Loneliness Kills

Social Isolation is a deadly as second-hand smoke.

The first time I read this headline I stopped in my tracks.  I think about all the senior adults I cared for as a home health social worker.  I think about the people discharged from the hospital to another facility far away from family and their community.  It brought to mind patients in the Intensive Care Units that are tethered to ventilators, feeding tubes and other machines that beep and blink and no one comes to visit.  And I remember my childhood hometown where the snowfall kept many older adults trapped in the house waving to me as I delivered the morning newspaper

Loneliness kills.  It slowly eats away at disabled veteran who have lost themselves into their devices and video games.  Where a virtual world is the only interaction they seek.  It can disable new mothers suffering with postpartum depression.  The rise in worsening chronic health conditions due to loneliness is well documented.

K. G. Emerson and J. Jayawardhana published a study in the American Journal of Public Health on the growing importance of loneliness as a public health issue.  These researchers followed the same older adults for years.  They discovered the percentage of seniors reporting being lonely increased over time.  The same people reporting as lonely had declining abilities to perform Activities of Daily Living and increase in depression symptoms. One major contribution is this senior adult loneliness is the death of or distance from family and friends.

There is a solution!  We can combat loneliness just as we have second hand smoke.  Both problems required focused attention on the root cause.  Smoke free zones in public places, commercials showing the dangers of tobacco and all other media campaigns have drastically cut tobacco use today. 

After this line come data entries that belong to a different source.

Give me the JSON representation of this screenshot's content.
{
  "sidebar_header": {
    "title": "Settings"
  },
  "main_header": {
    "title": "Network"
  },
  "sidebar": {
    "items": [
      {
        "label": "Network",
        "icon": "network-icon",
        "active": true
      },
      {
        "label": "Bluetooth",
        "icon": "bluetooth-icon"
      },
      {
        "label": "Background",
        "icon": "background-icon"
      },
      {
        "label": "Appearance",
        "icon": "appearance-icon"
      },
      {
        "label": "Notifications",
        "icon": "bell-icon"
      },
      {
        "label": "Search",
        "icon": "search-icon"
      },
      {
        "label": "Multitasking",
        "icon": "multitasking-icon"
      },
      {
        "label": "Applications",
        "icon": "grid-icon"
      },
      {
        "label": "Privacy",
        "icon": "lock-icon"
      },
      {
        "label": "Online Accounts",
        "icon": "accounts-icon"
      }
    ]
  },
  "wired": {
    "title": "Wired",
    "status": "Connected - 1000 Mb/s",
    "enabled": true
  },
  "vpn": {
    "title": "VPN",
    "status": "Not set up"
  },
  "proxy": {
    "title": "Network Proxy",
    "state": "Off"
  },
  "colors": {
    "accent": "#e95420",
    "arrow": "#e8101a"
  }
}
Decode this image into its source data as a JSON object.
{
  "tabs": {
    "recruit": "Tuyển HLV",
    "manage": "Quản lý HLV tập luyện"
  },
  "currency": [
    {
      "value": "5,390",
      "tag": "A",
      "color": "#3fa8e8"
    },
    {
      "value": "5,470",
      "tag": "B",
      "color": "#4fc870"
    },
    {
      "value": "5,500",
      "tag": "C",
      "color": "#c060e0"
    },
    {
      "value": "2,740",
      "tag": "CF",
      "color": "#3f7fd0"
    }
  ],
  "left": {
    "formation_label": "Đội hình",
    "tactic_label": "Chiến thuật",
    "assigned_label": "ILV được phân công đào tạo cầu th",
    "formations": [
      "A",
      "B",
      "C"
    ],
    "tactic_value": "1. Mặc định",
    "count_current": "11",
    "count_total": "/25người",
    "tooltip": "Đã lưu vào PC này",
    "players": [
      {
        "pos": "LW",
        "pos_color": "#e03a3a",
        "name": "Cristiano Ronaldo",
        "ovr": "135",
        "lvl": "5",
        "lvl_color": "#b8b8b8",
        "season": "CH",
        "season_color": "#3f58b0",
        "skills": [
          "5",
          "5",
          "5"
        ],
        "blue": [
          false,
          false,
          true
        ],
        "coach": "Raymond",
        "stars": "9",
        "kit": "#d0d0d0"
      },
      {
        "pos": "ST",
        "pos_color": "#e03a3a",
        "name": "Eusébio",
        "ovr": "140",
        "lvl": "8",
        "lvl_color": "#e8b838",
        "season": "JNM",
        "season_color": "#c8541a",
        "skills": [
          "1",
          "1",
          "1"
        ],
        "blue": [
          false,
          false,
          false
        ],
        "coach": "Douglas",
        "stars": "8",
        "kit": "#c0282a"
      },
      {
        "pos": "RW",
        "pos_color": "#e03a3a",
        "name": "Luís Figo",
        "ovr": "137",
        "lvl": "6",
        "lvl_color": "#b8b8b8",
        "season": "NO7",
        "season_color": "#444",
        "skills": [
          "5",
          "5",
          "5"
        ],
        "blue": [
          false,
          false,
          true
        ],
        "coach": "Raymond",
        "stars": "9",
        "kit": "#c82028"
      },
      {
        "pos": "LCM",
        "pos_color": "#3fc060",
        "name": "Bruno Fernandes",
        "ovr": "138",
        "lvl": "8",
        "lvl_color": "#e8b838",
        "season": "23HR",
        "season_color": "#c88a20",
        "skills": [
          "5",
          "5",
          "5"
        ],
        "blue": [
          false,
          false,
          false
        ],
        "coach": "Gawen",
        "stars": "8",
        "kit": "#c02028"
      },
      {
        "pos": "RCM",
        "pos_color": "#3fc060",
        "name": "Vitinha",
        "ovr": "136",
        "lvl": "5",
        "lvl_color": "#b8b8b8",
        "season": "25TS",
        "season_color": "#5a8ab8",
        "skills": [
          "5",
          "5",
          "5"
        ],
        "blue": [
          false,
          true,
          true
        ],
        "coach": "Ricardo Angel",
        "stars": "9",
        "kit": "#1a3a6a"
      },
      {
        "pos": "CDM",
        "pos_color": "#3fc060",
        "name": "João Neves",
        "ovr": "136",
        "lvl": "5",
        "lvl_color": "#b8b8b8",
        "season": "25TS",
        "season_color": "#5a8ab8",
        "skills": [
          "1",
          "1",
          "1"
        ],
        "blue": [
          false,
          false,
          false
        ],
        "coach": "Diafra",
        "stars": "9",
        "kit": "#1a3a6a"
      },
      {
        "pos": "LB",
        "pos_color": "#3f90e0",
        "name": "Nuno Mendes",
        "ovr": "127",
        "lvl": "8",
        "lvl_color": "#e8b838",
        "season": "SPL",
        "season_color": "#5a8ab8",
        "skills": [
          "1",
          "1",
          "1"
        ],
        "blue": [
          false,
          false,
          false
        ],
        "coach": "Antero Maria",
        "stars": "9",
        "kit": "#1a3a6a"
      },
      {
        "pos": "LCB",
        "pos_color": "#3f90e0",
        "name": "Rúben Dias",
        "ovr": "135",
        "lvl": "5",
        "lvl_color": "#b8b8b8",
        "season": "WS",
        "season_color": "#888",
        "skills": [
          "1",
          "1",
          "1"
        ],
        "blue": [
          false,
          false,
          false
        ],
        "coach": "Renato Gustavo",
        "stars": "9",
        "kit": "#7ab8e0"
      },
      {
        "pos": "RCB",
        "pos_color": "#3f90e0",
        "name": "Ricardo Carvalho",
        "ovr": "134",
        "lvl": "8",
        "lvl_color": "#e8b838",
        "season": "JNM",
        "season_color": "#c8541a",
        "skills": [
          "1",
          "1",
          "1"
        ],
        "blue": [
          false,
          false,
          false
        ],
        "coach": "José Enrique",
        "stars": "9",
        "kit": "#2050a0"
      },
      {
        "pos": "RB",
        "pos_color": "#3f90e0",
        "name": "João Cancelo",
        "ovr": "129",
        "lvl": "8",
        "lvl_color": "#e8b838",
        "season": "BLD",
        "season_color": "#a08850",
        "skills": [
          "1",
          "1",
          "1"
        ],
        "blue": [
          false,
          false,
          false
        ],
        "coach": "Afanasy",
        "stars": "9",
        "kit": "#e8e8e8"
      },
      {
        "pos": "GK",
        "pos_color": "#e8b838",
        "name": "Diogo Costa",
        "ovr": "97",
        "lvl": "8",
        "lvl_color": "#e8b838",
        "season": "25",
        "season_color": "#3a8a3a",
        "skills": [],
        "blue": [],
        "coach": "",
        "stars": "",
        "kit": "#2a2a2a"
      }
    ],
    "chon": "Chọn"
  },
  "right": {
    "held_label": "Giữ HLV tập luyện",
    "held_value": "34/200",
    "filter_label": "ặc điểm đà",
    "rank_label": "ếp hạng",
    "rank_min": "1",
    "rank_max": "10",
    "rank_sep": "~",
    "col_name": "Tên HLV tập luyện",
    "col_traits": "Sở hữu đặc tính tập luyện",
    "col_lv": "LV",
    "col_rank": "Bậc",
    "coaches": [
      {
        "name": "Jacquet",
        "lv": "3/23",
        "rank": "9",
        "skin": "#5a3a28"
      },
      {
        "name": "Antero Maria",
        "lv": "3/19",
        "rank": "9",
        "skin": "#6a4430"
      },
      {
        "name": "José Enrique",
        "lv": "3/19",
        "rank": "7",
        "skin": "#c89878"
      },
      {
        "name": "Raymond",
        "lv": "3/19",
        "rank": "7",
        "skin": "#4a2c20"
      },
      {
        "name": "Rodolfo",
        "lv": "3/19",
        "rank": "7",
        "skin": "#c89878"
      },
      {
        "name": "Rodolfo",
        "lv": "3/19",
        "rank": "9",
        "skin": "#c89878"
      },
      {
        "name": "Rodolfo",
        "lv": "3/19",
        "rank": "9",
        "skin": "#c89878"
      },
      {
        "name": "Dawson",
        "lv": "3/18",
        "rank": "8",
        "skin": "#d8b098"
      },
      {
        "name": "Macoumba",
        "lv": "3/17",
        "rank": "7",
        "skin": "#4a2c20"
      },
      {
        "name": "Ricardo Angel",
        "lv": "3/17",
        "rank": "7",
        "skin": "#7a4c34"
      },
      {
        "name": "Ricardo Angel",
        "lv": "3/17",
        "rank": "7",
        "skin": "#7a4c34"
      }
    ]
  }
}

We can do the same for loneliness.  Kindness campaigns are a good start.  Here is what you can do to cut the loneliness rate in your own community.  Build a Circle of Care around your most vulnerable members.   Reach out to disabled veterans in your family.  Keep them active by posting them messages on their REUNIONCare Bulletin Board.  Offer to spend an hour with a senior adult or someone convalescing so their caregiving can run errands or simply, rest. 

Join us at REUNIONCare and fight loneliness.